Part 4. How to monitor success (or otherwise)
You have now started your content marketing program – great! Now what happens? If you have asked your boss to put the budget into your content marketing project you are going to need to demonstrate some results. We tend to assess the efficacy of our content marketing efforts using the metrics below:
- Meaningful web traffic – Traffic on its own is a vanity metric. To us, a ‘successful’ visit will be deemed as such if it is a deep and meaningful one. What is a deep? A ‘deep visit’, we consider being someone who has been on our website for three to four minutes or more. A meaningful visit is someone who has come on to our website and consumed one or two pieces of content.
- More qualified traffic from your chosen vertical targets – IP sniffing technologies, like Leadworx or others, can tell you what businesses have visited your site. If you know that more and more of the types of business you want are consuming relevant content on your site, you’re obviously doing the right thing. Sites like LinkedIn can be used to make educated assumptions about the people within a business that could be consuming the content on your site. These visits could be passed over to a business development manager as a potential business lead. Adding business leads to a sales departments pipeline is always going to be a huge KPI for a B2B marketer.
- Size of your email database – If your email database is going to get larger (organically) through the interesting content you are creating and syndicating, this is an obvious and tangible metric that can be reported on and should be a key KPI in B2B content marketing.
- Goal completions in Analytics – This may potentially be more of a vanity metric but if you know your website is leading people from point A, to point B and resulting in C, you know you’re doing the right thing.
- Social Listening tools – Use social listening tools, like socialmention.com, to see how other people are using the content you are producing, then monitor this over time to see how it (hopefully) increases.
The key thing you need to do is always look at the numbers and if the numbers are going in the wrong direction, kill it, fast. Like all digital marketing activity, you need to be highly agile and iterate all the time depending on what is or isn’t working.
So, if you are syndicating content on LinkedIn hoping to reach a certain target persona and it’s resulting in more web visits from your competitors perhaps it’s time to go back to the drawing board with your personas. Similarly, if you are producing content and distributing via social (maybe on LinkedIn Pulse) and you are not seeing an uptick in web traffic perhaps you are focusing on the wrong channel.
If you have skipped to the end of this document here are our top five golden rules for a successful B2B content marketing programme:
- Create buying personas – Addressing specific pain-points will help your potential customers and make your voice an expert one in a crowded marketplace.
- Have a plan – To fail to plan is to plan to fail.
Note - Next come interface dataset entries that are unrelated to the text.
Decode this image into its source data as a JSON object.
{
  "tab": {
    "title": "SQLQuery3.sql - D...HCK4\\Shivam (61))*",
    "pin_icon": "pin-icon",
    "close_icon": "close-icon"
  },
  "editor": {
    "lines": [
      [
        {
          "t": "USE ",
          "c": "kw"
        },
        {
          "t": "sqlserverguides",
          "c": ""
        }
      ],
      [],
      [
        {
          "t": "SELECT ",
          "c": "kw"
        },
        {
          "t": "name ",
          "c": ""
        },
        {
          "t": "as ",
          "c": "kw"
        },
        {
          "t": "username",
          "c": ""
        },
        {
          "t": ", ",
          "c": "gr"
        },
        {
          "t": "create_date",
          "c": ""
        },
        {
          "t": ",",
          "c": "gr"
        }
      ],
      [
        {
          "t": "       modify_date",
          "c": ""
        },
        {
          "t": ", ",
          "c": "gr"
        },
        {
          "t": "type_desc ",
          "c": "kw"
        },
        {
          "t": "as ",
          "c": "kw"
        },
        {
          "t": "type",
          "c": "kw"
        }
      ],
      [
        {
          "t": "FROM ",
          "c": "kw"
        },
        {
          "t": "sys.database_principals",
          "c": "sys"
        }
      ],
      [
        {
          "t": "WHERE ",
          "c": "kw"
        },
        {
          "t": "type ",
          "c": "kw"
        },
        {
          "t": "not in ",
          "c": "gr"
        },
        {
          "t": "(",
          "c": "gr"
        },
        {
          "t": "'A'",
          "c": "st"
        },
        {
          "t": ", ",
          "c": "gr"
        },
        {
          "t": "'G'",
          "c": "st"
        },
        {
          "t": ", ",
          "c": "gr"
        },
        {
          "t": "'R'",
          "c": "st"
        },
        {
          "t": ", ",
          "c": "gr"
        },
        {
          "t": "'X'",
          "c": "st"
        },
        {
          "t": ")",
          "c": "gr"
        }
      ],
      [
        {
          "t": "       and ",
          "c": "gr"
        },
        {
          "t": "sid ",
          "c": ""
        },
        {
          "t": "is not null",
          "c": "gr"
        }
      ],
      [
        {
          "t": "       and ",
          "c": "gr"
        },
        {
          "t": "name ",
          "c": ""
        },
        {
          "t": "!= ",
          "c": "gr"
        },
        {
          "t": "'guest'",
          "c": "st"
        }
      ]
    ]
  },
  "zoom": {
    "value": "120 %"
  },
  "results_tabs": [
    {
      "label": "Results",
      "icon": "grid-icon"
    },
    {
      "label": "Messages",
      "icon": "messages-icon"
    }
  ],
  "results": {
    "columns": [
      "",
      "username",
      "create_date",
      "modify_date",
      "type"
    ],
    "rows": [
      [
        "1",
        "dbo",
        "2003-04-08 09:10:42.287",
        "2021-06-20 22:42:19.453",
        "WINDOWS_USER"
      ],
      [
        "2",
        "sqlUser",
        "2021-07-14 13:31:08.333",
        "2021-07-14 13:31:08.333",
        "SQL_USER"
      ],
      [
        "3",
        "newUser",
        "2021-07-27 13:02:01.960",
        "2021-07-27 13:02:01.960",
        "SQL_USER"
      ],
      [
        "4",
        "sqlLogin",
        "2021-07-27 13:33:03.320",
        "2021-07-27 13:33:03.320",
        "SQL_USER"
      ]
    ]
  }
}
Your plan should include your content calendar, where you are now and where you want to be.
- Have a content leader – You need to be perceived as an expert voice. Emoji’s and typographic errors are probably not going to paint you as an expert in B2B.
- Automate – Use technology to get your content in front of the right people and let other people spread the word for you.
- Iterate – Look at the numbers and scale quickly if something is working. And, fail fast if the opposite appears to be the case.
We have kept this guide quite high level, as we know our intended audience is time-poor and likes to read compendiums. We’ve done our research, you see, and wanted to produce a concise guide that could be read within ten minutes and is easily actionable. Of course, if you would like to talk in greater detail about any of these points please get in touch.